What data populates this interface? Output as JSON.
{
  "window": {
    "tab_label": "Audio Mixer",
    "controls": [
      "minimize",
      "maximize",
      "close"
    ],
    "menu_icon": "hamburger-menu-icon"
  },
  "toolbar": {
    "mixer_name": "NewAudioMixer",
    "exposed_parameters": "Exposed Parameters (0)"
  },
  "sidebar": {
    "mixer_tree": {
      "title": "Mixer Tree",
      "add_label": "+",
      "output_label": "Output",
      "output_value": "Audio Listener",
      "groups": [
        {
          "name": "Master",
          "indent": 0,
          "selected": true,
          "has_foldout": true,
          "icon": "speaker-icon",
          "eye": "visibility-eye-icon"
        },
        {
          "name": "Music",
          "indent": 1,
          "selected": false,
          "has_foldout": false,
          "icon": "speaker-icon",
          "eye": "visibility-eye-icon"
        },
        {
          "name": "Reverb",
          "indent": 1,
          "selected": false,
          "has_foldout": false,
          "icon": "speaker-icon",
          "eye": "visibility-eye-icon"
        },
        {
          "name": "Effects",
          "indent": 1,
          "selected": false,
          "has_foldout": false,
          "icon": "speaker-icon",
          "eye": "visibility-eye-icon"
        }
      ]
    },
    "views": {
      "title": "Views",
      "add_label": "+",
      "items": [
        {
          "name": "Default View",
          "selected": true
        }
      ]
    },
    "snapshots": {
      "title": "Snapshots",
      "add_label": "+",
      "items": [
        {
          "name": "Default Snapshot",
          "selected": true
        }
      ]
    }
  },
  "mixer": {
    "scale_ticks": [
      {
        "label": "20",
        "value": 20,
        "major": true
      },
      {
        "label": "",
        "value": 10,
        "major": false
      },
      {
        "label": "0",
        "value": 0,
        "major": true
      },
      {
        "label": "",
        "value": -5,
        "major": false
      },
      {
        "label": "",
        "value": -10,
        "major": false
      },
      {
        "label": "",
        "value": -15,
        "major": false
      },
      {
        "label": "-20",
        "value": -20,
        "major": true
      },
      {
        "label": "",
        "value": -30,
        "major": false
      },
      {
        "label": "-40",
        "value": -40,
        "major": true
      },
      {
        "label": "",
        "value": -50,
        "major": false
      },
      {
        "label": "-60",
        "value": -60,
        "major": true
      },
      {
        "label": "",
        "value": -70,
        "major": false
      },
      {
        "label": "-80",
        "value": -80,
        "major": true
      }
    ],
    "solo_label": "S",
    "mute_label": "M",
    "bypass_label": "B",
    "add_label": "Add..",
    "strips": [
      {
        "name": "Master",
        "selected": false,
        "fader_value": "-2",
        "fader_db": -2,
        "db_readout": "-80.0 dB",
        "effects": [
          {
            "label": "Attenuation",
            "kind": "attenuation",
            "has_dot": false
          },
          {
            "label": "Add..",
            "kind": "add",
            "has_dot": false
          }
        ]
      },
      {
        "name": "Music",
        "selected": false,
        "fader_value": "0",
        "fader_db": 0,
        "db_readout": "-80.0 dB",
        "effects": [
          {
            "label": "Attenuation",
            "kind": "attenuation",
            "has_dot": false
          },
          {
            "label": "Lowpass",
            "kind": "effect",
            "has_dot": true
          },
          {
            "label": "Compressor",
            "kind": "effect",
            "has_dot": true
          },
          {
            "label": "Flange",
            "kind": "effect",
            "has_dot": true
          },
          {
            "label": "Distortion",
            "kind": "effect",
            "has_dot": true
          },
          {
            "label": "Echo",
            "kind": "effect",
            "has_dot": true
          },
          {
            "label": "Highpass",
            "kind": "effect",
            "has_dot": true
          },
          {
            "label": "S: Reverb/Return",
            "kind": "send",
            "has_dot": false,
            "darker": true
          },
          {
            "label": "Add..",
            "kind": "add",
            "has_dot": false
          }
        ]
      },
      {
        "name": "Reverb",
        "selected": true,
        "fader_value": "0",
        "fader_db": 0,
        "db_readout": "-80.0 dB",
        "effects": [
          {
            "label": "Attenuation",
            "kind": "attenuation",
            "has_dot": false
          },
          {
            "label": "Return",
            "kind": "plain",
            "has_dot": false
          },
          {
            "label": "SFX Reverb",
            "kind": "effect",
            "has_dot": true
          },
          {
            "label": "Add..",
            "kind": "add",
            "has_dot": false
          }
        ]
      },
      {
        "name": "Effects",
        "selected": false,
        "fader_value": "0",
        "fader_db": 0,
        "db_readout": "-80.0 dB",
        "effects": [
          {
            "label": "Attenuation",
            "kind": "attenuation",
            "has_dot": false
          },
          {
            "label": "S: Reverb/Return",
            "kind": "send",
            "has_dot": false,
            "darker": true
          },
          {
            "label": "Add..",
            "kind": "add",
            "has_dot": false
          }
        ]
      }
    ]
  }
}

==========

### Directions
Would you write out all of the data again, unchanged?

### Task result
What data populates this interface? Output as JSON.
{
  "window": {
    "tab_label": "Audio Mixer",
    "controls": [
      "minimize",
      "maximize",
      "close"
    ],
    "menu_icon": "hamburger-menu-icon"
  },
  "toolbar": {
    "mixer_name": "NewAudioMixer",
    "exposed_parameters": "Exposed Parameters (0)"
  },
  "sidebar": {
    "mixer_tree": {
      "title": "Mixer Tree",
      "add_label": "+",
      "output_label": "Output",
      "output_value": "Audio Listener",
      "groups": [
        {
          "name": "Master",
          "indent": 0,
          "selected": true,
          "has_foldout": true,
          "icon": "speaker-icon",
          "eye": "visibility-eye-icon"
        },
        {
          "name": "Music",
          "indent": 1,
          "selected": false,
          "has_foldout": false,
          "icon": "speaker-icon",
          "eye": "visibility-eye-icon"
        },
        {
          "name": "Reverb",
          "indent": 1,
          "selected": false,
          "has_foldout": false,
          "icon": "speaker-icon",
          "eye": "visibility-eye-icon"
        },
        {
          "name": "Effects",
          "indent": 1,
          "selected": false,
          "has_foldout": false,
          "icon": "speaker-icon",
          "eye": "visibility-eye-icon"
        }
      ]
    },
    "views": {
      "title": "Views",
      "add_label": "+",
      "items": [
        {
          "name": "Default View",
          "selected": true
        }
      ]
    },
    "snapshots": {
      "title": "Snapshots",
      "add_label": "+",
      "items": [
        {
          "name": "Default Snapshot",
          "selected": true
        }
      ]
    }
  },
  "mixer": {
    "scale_ticks": [
      {
        "label": "20",
        "value": 20,
        "major": true
      },
      {
        "label": "",
        "value": 10,
        "major": false
      },
      {
        "label": "0",
        "value": 0,
        "major": true
      },
      {
        "label": "",
        "value": -5,
        "major": false
      },
      {
        "label": "",
        "value": -10,
        "major": false
      },
      {
        "label": "",
        "value": -15,
        "major": false
      },
      {
        "label": "-20",
        "value": -20,
        "major": true
      },
      {
        "label": "",
        "value": -30,
        "major": false
      },
      {
        "label": "-40",
        "value": -40,
        "major": true
      },
      {
        "label": "",
        "value": -50,
        "major": false
      },
      {
        "label": "-60",
        "value": -60,
        "major": true
      },
      {
        "label": "",
        "value": -70,
        "major": false
      },
      {
        "label": "-80",
        "value": -80,
        "major": true
      }
    ],
    "solo_label": "S",
    "mute_label": "M",
    "bypass_label": "B",
    "add_label": "Add..",
    "strips": [
      {
        "name": "Master",
        "selected": false,
        "fader_value": "-2",
        "fader_db": -2,
        "db_readout": "-80.0 dB",
        "effects": [
          {
            "label": "Attenuation",
            "kind": "attenuation",
            "has_dot": false
          },
          {
            "label": "Add..",
            "kind": "add",
            "has_dot": false
          }
        ]
      },
      {
        "name": "Music",
        "selected": false,
        "fader_value": "0",
        "fader_db": 0,
        "db_readout": "-80.0 dB",
        "effects": [
          {
            "label": "Attenuation",
            "kind": "attenuation",
            "has_dot": false
          },
          {
            "label": "Lowpass",
            "kind": "effect",
            "has_dot": true
          },
          {
            "label": "Compressor",
            "kind": "effect",
            "has_dot": true
          },
          {
            "label": "Flange",
            "kind": "effect",
            "has_dot": true
          },
          {
            "label": "Distortion",
            "kind": "effect",
            "has_dot": true
          },
          {
            "label": "Echo",
            "kind": "effect",
            "has_dot": true
          },
          {
            "label": "Highpass",
            "kind": "effect",
            "has_dot": true
          },
          {
            "label": "S: Reverb/Return",
            "kind": "send",
            "has_dot": false,
            "darker": true
          },
          {
            "label": "Add..",
            "kind": "add",
            "has_dot": false
          }
        ]
      },
      {
        "name": "Reverb",
        "selected": true,
        "fader_value": "0",
        "fader_db": 0,
        "db_readout": "-80.0 dB",
        "effects": [
          {
            "label": "Attenuation",
            "kind": "attenuation",
            "has_dot": false
          },
          {
            "label": "Return",
            "kind": "plain",
            "has_dot": false
          },
          {
            "label": "SFX Reverb",
            "kind": "effect",
            "has_dot": true
          },
          {
            "label": "Add..",
            "kind": "add",
            "has_dot": false
          }
        ]
      },
      {
        "name": "Effects",
        "selected": false,
        "fader_value": "0",
        "fader_db": 0,
        "db_readout": "-80.0 dB",
        "effects": [
          {
            "label": "Attenuation",
            "kind": "attenuation",
            "has_dot": false
          },
          {
            "label": "S: Reverb/Return",
            "kind": "send",
            "has_dot": false,
            "darker": true
          },
          {
            "label": "Add..",
            "kind": "add",
            "has_dot": false
          }
        ]
      }
    ]
  }
}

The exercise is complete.